A real tragedy and an epic myth inform a violent young Irish man’s quest for home. It takes a while to get there


Smock Alley Theatre


You could never accuse Philip Doherty's new play for Gonzo Theatre of not attempting enough. It takes 9/11 as its backdrop (opening on the awful event's anniversary), uses Homer's Odyssey for narrative inspiration, and makes a supercilious, violent young Irish misogynist its questing hero. Played with uncommon charm by the spirited Rex Ryan, Christy imparts a familiar, imagistic monologue of wild action and inner torment, from San Diego party brawls to his reluctant return to the girl he got pregnant, through flashbacks of formative family trauma, all while stranded among the grounded planes and communal support of a first world refugee camp in Newfoundland.


Director Aoife Spillane-Hinks throws the kitchen sink at it, an energetic melange of multiple role-play, animated visuals and clever sound design. It's amusing, but eventually fatiguing, as Doherty's play runs short of incident and starts to choke on descriptive detail. Christy's ever-thickening observations of evil temptation and familial harmony oversell his transformation into responsible nice guy, as though the makers were trying to convince themselves.
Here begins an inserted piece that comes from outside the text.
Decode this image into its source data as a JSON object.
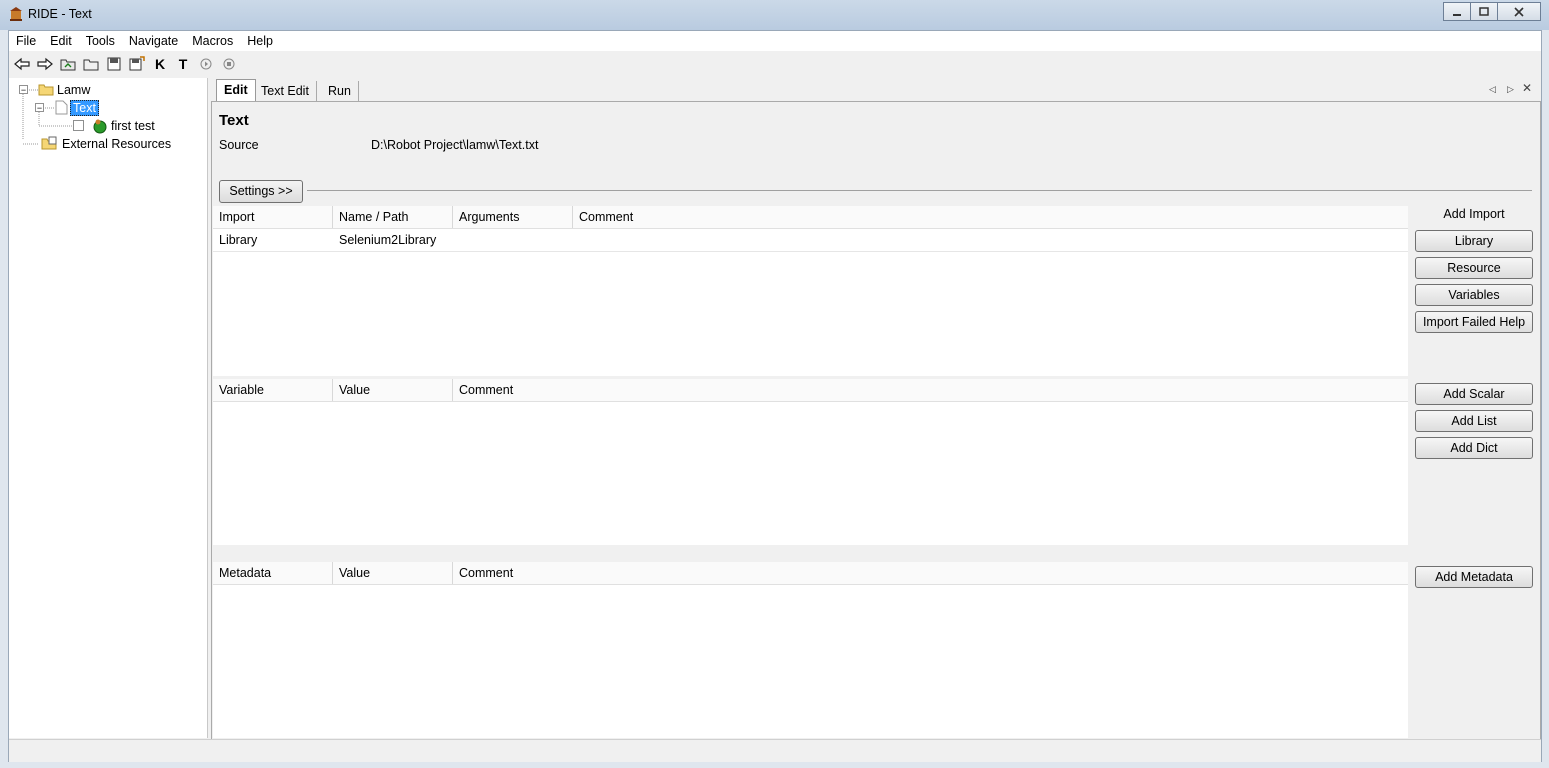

The production's scale and ambition is admirable, but it loses the gravity of 9/11 and the complexity of Ulysses, becoming less a journey of discovery than a picture of maturity long delayed.

Until Sep 18

Peter Crawley

Peter Crawley

Peter Crawley, a contributor to The Irish Times, writes about theatre, television and other aspects of culture